We have had some success with threatening to lock his favourite toys in the garage for the day. So for example I would have said "stop throwing that flannel at Dd" and when he didn't do it I would say: "stop now, or your lightsaber goes in the garage for the whole day". If he still carried on I would start a count to three and say the lightsaber goes when I get to 3....he usually stops dicking about when j get to 2 (his favourite dinosaur and Yoda have both recently spent a day locked in the garage so he knows it's no idle threat).

We have also had some success with a star chart. When he gets a full row of stars he gets a small sweetie (multipack from Lidl!). The threat of removing stars for naughtiness seems to work. And "stop throwing that flannel and get out the bath like a good boy and you will win a star" might have worked in our house in that circumstance.

minipie Wed 20-Apr-16 11:17:15

I have two a similar age and it's exhausting !

I read in a parenting book that you shouldn't ask them something more than twice, as after that they stop listening. So in this case "don't throw the flannel DS" then "I said, don't throw the flannel DS" then consequence if he does it again. In this case consequence could be as simple as taking the flannel away. Ideally you would say from the start "don't throw the flannel or I'll take it away" so he knows what the consequence will be and can make the choice by himself that he will stop, iyswim.

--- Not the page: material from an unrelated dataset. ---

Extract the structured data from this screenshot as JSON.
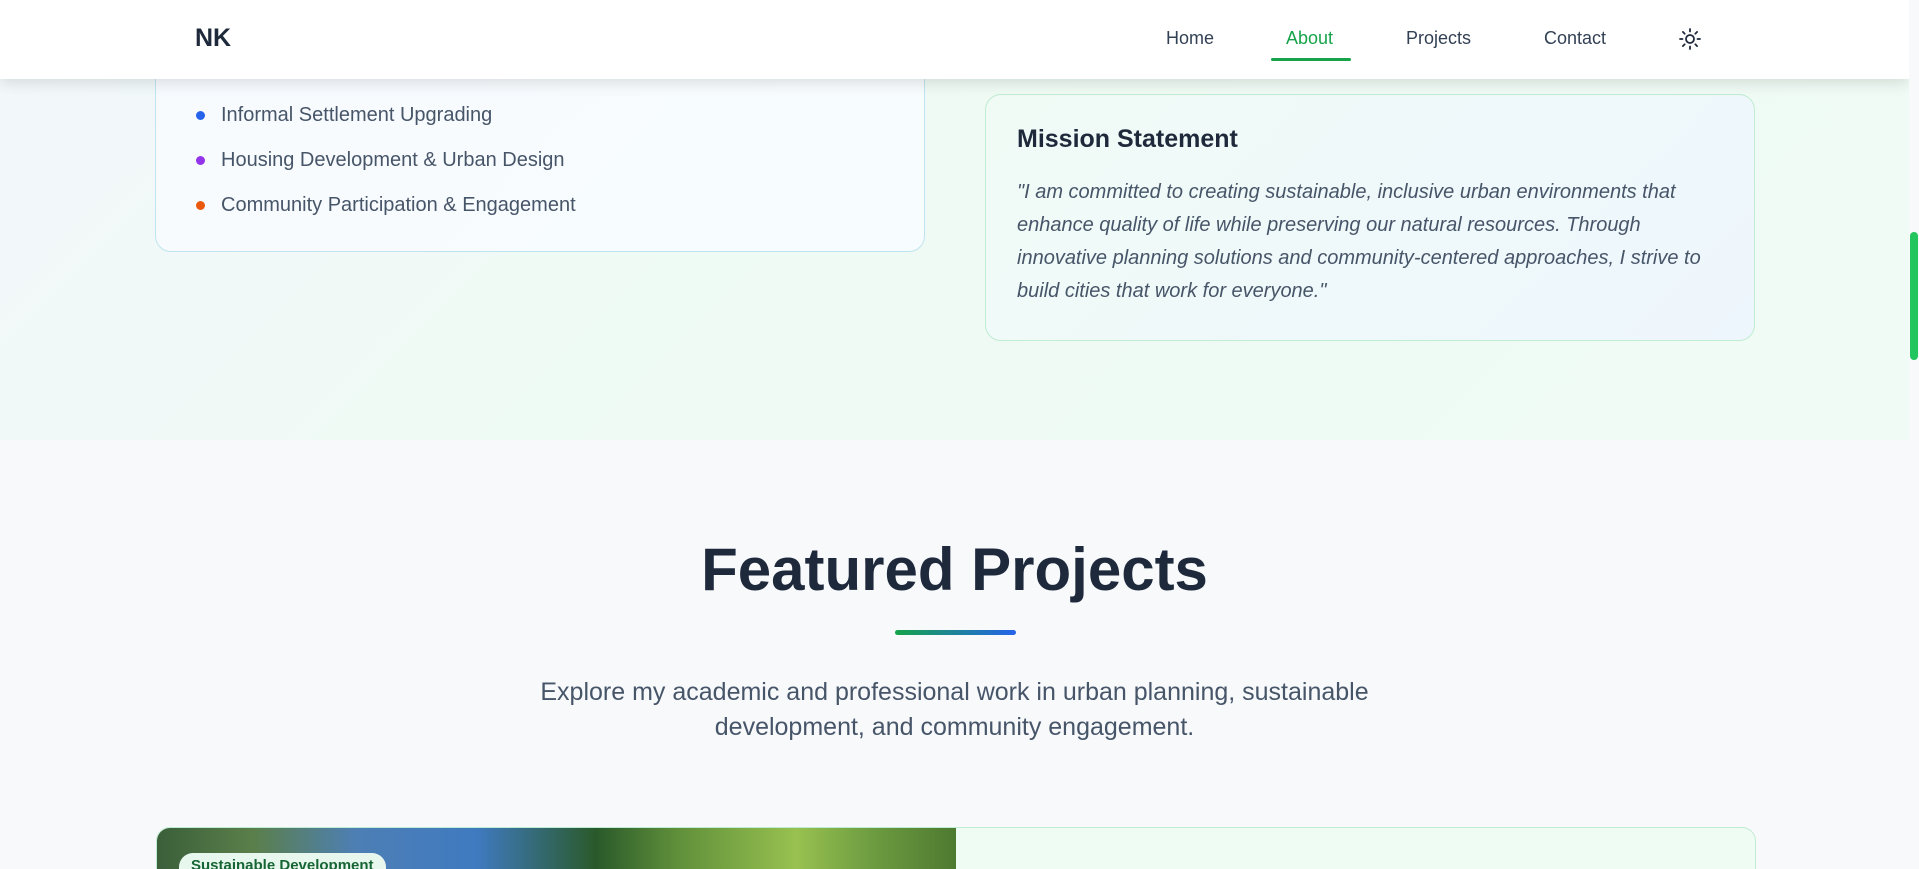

Counting to three also works quite well... again it seems to help if I say the consequence upfront eg "put that flannel down by the time I say 3 or I will take it away".

For bigger stuff I agree that reward charts/losing favourite toy for a period can help.

Basically you need to find some form of "escalation" that isn't shouting.

By the way... my eldest is a bit older than your DS (she is 3.5) and I've noticed a big difference in her understanding these last couple of months. I can now say to her things like "do you want to be helpful and have a happy mummy and more time for fun, or be unhelpful and have a cross mummy and no time for fun" and she will quite often magically decide to be helpful for the next 10 minutes anyway. Hope that gives you some hope!

Kariana Wed 20-Apr-16 17:35:10

minipie has made a really good point. You should never ask more than twice, after that there needs to be a consequence. Be really strict with yourself in making sure you don't ask more than this and you should see a difference fairly quickly if you are consistent with it and enforce the consequence. Children are good at blocking out background noise and if you repeat yourself over and over you just become background noise, even if you get louder.

Join the discussion

Join the discussion

Registering is free, easy, and means you can join in the discussion, get discounts, win prizes and lots more.

Register now